Note: Anyone interested in receiving an electronic copy of our report to National may request one from Education Committee chair Yolanda Schonbrun at firstname.lastname@example.org. We will publish the new LWV US Position on Education (or its internet address) in The VOTER as soon as it becomes available.
"DISCLOSE" stands for "Democracy Is Strengthened By Casting Light On Spending in Elections." AB 1148 is a two year bill that will come up for its first hearing next year. It is based on the federal DISCLOSE Act (H.R. 5175) that passed the House of Representatives in 2010 and will include other reforms specific to California. As an amendment to the Political Reform Act of 1974, AB 1148 can be put into effect either by a 2/3 vote of the legislature or by a majority vote placing a measure on the ballot for the voters to decide. AB 1148 would apply to all ads supporting or opposing ballot measures or candidates that are paid for by independent expenditures. It will require clear and prominent identification of actual funders, not just the "generic" committee names. When top funders of political TV and radio advertising are forced to appear in the ads and say that they "helped pay for this message and approve it", voters will immediately know which special interests are behind multi-million dollar ad campaigns. Then they can decide for themselves whether they trust the source. It will also impose new disclosure requirements for election mailers.
The ultimate goal is a new LWVUS position on privatization that can be used to support advocacy at the national level and, where appropriate, at state and local levels. If you would like to lead or help with LWVO's participation in this study, please contact our Program Chair Katherine Oberle (email@example.com).
The study has begun and is expected to wrap up by May 2012. LWVO will hold a meeting in March to engage members in the issues. For further information go to http://www.lwv.org, click on "Members only," then on "Projects and Programs," then on "Privatization."
Your statement as a League member will be that you are committed to providing non-biased, well-researched information to voters, and that the issues your League follows are those that affect every area in Oakland: schools, public safety, local government, parks, our economy, and more.

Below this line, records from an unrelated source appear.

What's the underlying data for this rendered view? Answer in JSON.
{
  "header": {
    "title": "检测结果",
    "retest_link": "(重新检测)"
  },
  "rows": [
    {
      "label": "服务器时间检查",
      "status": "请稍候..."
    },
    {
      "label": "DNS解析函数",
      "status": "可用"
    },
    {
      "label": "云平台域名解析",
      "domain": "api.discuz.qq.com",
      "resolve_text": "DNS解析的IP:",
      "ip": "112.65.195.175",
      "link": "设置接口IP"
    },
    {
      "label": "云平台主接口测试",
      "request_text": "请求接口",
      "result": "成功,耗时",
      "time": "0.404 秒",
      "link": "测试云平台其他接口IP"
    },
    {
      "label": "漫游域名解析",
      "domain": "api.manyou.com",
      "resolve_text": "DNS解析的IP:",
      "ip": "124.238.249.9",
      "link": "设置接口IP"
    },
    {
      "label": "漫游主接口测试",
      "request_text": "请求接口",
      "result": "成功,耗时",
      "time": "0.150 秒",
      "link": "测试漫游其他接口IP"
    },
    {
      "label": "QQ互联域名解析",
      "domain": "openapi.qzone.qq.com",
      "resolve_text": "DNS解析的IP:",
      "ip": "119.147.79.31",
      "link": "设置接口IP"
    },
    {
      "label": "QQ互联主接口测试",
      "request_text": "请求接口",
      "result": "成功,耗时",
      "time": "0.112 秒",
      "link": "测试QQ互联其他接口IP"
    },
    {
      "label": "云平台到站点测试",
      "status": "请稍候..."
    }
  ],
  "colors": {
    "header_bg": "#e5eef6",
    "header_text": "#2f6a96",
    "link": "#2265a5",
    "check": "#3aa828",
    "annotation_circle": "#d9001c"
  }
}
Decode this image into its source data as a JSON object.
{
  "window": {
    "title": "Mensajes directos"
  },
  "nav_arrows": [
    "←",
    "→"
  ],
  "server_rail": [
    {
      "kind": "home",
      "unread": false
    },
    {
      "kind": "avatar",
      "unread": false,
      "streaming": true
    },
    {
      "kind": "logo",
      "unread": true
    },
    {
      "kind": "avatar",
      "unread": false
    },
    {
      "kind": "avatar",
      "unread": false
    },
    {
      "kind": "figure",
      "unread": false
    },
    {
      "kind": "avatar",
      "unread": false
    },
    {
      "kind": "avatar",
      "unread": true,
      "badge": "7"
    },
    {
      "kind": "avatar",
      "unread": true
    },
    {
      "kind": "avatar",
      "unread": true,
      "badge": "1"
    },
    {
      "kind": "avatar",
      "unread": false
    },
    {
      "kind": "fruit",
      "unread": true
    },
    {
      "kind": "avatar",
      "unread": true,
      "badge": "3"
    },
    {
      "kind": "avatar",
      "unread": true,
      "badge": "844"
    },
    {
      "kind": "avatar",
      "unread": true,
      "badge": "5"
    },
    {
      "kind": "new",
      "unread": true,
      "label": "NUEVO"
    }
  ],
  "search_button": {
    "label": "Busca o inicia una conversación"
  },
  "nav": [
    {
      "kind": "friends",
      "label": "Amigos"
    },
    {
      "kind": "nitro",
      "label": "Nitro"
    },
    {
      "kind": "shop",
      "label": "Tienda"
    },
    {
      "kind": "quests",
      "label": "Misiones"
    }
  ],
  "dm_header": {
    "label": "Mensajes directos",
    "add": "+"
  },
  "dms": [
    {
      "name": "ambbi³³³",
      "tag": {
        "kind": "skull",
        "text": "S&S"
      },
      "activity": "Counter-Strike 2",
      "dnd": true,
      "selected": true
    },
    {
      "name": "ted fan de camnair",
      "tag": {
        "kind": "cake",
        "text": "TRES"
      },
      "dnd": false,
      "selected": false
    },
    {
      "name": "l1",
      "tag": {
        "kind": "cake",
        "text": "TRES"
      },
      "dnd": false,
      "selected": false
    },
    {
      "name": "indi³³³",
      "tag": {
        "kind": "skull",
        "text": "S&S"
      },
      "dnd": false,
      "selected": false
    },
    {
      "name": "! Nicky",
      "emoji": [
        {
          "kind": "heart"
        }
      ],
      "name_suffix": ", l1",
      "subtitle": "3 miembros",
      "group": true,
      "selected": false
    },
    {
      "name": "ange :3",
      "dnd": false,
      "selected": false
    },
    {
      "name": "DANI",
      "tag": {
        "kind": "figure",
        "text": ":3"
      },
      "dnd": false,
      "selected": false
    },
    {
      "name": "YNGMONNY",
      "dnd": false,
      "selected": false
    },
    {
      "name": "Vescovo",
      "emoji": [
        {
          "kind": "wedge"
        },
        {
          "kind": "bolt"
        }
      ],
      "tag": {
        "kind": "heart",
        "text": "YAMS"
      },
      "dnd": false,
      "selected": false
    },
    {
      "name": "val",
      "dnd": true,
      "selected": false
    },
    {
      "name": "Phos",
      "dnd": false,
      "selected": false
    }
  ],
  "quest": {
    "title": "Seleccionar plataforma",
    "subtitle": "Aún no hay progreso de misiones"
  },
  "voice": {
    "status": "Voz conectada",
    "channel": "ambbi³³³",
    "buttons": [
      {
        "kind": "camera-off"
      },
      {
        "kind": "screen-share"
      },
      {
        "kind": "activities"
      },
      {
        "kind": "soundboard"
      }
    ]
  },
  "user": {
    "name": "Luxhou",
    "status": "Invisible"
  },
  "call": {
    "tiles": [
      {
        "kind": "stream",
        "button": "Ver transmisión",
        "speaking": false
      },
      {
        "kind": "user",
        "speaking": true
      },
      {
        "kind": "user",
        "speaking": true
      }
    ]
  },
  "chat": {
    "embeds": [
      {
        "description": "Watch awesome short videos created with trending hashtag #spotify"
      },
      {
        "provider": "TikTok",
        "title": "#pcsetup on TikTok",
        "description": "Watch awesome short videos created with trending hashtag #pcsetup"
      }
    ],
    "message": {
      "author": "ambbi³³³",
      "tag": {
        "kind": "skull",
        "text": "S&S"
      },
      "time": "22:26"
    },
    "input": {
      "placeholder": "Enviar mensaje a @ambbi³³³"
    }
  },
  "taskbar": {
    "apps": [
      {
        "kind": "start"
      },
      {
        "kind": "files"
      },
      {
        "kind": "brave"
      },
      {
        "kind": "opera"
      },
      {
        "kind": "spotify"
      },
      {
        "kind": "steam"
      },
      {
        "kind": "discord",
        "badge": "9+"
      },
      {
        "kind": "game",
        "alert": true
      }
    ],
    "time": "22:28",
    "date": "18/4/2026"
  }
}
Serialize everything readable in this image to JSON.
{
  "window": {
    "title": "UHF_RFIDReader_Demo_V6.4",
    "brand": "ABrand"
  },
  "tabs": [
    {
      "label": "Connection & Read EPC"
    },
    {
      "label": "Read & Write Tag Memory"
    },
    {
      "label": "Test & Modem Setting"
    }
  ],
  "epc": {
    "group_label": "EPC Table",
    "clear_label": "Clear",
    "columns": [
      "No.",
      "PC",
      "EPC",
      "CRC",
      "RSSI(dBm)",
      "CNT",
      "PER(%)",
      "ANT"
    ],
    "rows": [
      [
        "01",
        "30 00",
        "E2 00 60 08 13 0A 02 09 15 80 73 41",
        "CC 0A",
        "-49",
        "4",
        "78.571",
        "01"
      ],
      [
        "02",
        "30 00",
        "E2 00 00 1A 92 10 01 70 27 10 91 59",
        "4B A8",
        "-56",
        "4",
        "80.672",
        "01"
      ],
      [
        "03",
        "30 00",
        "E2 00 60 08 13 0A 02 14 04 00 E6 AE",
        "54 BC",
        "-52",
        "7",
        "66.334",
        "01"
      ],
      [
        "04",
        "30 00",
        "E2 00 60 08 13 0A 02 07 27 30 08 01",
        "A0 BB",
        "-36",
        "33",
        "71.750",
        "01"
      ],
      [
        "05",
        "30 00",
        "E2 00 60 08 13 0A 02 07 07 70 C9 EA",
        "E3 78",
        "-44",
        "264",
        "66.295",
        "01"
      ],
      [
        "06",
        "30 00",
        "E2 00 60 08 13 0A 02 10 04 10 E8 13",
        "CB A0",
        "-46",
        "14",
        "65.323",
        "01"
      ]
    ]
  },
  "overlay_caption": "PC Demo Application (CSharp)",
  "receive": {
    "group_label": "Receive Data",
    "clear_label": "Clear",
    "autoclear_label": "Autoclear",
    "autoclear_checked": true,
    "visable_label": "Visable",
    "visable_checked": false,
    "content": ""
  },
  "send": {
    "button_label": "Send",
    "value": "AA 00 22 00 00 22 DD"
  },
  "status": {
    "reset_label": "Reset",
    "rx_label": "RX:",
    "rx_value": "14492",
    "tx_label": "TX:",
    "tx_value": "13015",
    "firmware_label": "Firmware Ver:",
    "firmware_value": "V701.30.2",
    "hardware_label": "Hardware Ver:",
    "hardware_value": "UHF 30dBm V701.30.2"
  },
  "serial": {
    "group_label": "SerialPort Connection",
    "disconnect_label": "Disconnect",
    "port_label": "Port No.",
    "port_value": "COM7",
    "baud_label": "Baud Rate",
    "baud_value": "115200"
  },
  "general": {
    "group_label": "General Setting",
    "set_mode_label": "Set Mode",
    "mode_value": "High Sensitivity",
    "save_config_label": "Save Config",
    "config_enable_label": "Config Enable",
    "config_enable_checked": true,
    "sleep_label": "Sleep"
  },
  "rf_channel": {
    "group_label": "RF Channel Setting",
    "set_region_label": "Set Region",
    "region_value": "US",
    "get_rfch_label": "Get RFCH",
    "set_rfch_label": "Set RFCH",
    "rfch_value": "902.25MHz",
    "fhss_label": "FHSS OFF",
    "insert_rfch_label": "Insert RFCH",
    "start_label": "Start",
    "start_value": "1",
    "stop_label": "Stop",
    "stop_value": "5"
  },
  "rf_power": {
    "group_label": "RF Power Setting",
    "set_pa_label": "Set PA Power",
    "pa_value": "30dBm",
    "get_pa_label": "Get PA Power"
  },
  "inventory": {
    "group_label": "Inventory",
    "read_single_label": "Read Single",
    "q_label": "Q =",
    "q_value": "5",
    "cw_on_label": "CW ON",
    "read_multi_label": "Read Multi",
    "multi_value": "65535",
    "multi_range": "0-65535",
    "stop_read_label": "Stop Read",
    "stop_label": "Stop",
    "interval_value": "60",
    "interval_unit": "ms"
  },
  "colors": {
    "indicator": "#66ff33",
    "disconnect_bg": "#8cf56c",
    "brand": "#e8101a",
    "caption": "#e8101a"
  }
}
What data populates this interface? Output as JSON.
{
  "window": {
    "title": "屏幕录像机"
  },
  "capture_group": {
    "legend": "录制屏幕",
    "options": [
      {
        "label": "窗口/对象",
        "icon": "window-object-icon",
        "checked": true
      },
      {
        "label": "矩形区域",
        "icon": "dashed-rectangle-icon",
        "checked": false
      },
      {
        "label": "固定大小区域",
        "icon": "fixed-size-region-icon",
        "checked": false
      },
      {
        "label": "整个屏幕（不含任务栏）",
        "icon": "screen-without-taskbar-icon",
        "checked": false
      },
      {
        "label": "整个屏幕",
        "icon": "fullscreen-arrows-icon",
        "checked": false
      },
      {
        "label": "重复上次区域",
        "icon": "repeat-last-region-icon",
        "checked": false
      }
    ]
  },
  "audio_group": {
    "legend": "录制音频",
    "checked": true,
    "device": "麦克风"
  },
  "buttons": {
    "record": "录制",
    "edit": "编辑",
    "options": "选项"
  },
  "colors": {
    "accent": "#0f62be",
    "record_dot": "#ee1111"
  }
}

Join the League, one of the nation's most trusted, nonpartisan grassroots organizations where "hands-on work to safeguard democracy leads to civic improvement."
Changes to the Roster
Meg Bowerman -- new email
Bonnie Killip -- new email
Katherine Oberle --new email
Miranda Perry -- cell phone #
Susan Schroeder -- corrected email
Miriam Steinbeck -- new email
We are sorry to report the death of Lloyd Bishop, husband of League member Phyllis Bishop, on October 25. We send our sympathy to Phyllis and her family.
We don't want to lose you; mail the form on this page with your check to the League office or call the office to have the renewal form and Interest Survey sent to you. Or use the Join Us function on the Web site:.